Defending champion Gianni Ross won his opening match on Tuesday. (Photo Credit/Dave Kenas Photography)

It’s been 45 years since there’s been a repeat winner in the Boys’ 18s division at the premier junior tennis tournament in the nation. At this week’s 50th Annual Adidas Easter USTA Junior National Spring Championships, Gianni Ross is attempting to be the first to win back-to-back 18s singles titles since 1971-72 when Grey King achieved the feat.

On Tuesday, Ross opened play at the prestigious event taking place at the Indian Wells Tennis Garden with a straight-set, 7-5, 6-1, win over Palo Alto’s Conrad Russell on the same main show Court 2 where he beat former doubles partner John McNally last April for the coveted Easter Bowl title.

Ross had a wide grin on his face for a few hours after the victory on Tuesday. “This is a fun tournament for me,” he said. “I like everything: conditions, courts, balls. So I’m ready. It felt really dry for me today for some reason. I had to keep putting water on my hands. It was just so dry. Maybe because I was just coming from Carson. It was so gloomy and cold there to the hot and dry here.”

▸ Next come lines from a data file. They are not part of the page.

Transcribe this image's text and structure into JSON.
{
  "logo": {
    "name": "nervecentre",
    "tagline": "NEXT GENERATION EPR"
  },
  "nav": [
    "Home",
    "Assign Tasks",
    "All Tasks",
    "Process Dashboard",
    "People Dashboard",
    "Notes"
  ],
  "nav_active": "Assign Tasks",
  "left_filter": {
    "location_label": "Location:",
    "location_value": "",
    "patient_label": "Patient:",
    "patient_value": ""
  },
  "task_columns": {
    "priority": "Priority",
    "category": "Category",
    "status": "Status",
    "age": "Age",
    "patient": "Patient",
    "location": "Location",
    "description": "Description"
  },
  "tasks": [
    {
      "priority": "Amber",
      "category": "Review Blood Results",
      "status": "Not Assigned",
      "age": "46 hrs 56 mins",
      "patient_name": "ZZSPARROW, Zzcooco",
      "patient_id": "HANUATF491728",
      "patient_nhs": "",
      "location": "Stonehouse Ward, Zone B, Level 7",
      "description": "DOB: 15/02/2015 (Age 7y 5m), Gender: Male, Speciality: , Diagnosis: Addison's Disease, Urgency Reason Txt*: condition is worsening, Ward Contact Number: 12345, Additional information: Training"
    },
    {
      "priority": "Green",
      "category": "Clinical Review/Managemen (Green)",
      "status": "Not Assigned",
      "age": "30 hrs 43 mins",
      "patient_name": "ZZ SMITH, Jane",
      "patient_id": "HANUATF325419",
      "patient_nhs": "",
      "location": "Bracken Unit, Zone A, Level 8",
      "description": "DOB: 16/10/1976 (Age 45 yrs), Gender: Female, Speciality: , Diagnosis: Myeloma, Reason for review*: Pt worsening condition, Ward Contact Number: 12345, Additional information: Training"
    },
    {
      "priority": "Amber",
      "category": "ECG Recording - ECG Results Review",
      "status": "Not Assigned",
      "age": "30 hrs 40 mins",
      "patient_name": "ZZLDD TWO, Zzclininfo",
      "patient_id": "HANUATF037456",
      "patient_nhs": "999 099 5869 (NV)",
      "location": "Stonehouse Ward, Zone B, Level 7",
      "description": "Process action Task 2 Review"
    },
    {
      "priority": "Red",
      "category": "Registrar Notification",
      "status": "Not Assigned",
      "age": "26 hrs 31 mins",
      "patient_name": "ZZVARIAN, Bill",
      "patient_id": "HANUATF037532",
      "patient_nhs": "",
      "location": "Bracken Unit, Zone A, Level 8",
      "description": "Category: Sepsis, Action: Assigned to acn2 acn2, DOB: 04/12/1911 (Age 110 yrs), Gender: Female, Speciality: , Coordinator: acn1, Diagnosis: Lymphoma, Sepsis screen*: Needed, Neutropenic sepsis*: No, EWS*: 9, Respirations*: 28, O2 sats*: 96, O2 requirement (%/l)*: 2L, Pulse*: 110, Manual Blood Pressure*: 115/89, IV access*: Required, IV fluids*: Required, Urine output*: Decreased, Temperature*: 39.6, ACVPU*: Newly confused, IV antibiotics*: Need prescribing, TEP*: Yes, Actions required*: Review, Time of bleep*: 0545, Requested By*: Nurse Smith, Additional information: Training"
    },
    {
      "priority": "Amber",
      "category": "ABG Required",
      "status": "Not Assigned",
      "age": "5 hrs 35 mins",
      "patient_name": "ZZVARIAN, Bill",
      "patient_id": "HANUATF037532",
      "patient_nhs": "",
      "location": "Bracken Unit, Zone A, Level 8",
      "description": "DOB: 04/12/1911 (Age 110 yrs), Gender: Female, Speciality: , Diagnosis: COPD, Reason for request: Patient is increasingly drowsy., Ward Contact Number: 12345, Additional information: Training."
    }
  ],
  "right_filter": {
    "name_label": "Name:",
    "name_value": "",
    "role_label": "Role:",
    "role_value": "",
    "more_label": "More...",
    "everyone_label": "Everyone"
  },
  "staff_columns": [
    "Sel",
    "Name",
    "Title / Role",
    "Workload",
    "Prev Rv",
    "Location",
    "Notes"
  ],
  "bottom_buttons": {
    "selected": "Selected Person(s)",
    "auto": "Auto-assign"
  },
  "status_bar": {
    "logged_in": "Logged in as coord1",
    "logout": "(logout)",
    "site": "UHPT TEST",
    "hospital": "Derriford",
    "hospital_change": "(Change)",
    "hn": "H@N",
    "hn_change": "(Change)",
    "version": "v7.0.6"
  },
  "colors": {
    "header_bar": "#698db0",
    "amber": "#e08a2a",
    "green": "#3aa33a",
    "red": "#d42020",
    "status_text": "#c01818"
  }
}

Ross played in the Carson International Spring Championships singles final on Sunday falling to Alexandre Rotsaert of Boca Raton, Fla., the No. 9 Easter Bowl ITF seed and another straight-set winner on Tuesday.

“I was depressed for a day, but you can’t ask for more than a final,” Ross said. “So I’m happy and I hope I can do just as well here.”

Ross was told there had only been one repeat boys’ 18s winner in the 50-year history of the tournament and was asked if he felt pressure. “No,” Ross said emphatically. “I shouldn’t feel pressure. There’s pressure to win every win match. So why should this week be any different.”

He said winning the Easter Bowl last year made his name a little more well-known. “Winning last year was great,” said Ross, who suffered an illness that kept him off the court during the summer. “If I could get back and do it twice, that would be amazing. It was important for my last year to win this last year.”

To go pro, or enter the collegiate ranks is the pressing question that looms for Ross. “It’s still right there, deciding whether to go to college or turn pro,” he said. “I don’t think about it day by day. I just wake up and play tennis and try to get better. And that’s about it.”

Redondo Beach’s Taylor Johnson has never won the Easter Bowl, but after her dominating 6-1, 6-0, first-round win over Chloe Hamlin of Bristol, Tenn., Johnson looks like a definite top contender to win this year’s title.

Like Ross, Johnson fell in the Carson ISC final Sunday to a player who is not entered in this week’s tournament, Carson Branstine.

“Reaching the final last week gave me a lot of confidence,” said the lefty Johnson, who is coached by tennis legend and Coachella Valley resident Rosie Casals. “Just working with Rosie these past four or five years has helped me so much. I like to serve and volley and she’s really helped me with that.”

The 16-year-old Johnson said she stuck to her game plan Tuesday, and hopes to do the same in the second round against Southern California rival Kelly Chen, who she beat in three sets in a nearly four-hour marathon match in the second round at Carson.

“I hope it’s not as long as last week’s match but I’ll do whatever it takes to win,” Johnson said. “I was down in all three sets and faced a match point against her in the third set. It was tough, but I was able to pull through.”

Last year’s Girls’ ITF finalist Ellie Douglas, the No. 4 seed from McKinney, Texas, beat Jessica Anzo of Temecula, 6-3, 6-0, in her first-round match.

Also posting a win in the first round in the Boys’ ITF singles was top-seeded Trent Bryde of Suwanee, Ga., who best Benjamin Gollin of Solana Beach, Calif., 6-1, 7-6 (4)

Click Here to follow all the coverage, including a live stream, from the 2017 Easter Bowl.